And in a massive turn too – and this is what I was talking about earlier – Nikita Mazepin, Haas's Russian driver in 2021, alongside Mick Schumacher, son of racing legend Michael Schumacher, had brought in a massive sponsor for the team – his father's Russian fertilizer company UralKali. And this fertilizer team was the main sponsor of Haas. However, following Russia's invasion of Ukraine just a bit of time ago, both Mazepin’s contract and the UralKali sponsorship were swiftly ended. So Kevin Magnussen, Haas’ driver for years up until 2020, so he left after the 2020 season, was brought back to the team and is thus racing as one of the drivers in 2022 and doing quite well – but we'll cover that at another time.

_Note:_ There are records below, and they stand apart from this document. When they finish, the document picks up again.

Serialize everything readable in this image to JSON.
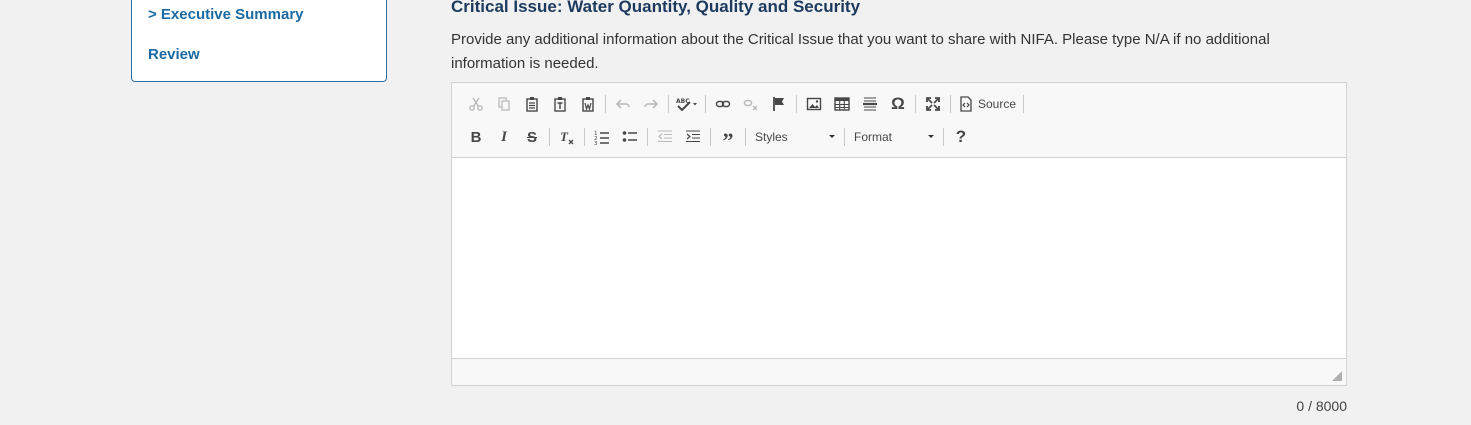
{
  "sidebar": {
    "items": [
      {
        "label": "> Executive Summary"
      },
      {
        "label": "Review"
      }
    ]
  },
  "section": {
    "title": "Critical Issue: Water Quantity, Quality and Security",
    "instructions": "Provide any additional information about the Critical Issue that you want to share with NIFA. Please type N/A if no additional information is needed."
  },
  "editor": {
    "toolbar": {
      "source_label": "Source",
      "styles_label": "Styles",
      "format_label": "Format"
    },
    "char_count": "0 / 8000"
  },
  "colors": {
    "link": "#1b6aa3",
    "title": "#1c3a5e",
    "background": "#f1f1f1"
  }
}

So, although I could go on and on about the different drivers and more details from Drive to Survive and specific exciting races for 2021, I think it's time to focus on 2022 as we move into the races that have occurred, which are Bahrain and Jeddah, so far this year in our next episode. Those have occurred – don't worry, you're not too late – about over the last three weeks. And I'm sure most of you guys have watched that if you're listening to this. But hopefully, I can shed some more light and give some more summaries in case you got bored during the two hour race. So before I leave you this week, though, I figured I'd let you know where my personal preferences lie and know where my loyalties and biases might show up.
I already mentioned that my favorite team is Ferrari – I think they're a classic team. I would love to hear if you have any opinions on why Ferrari isn’t a great team, but just what from what I've seen so far from Drive to Survive, I'm a big, big Ferrari fan. But my favorite driver’s actually Pierre Gasly, who races under the French flag for Alphatauri. And hopefully, you guys will see him do well. I won't get into why I love him but, hopefully by the time of the next podcast, I can talk a little bit about it. So if you hear these names come up, just know that I want them to win and I'm rooting for them. And I would love to hear your guys’ opinions on what your favorite teams are.
So alright guys, that's it for me on this episode. And see you next week for our first two race recaps. Thanks for listening and this has been I Don't Get F1 brought to you by me and NBN Audio. Bye guys!
[“I Don’t Get F1 Theme” by Ray Tsao]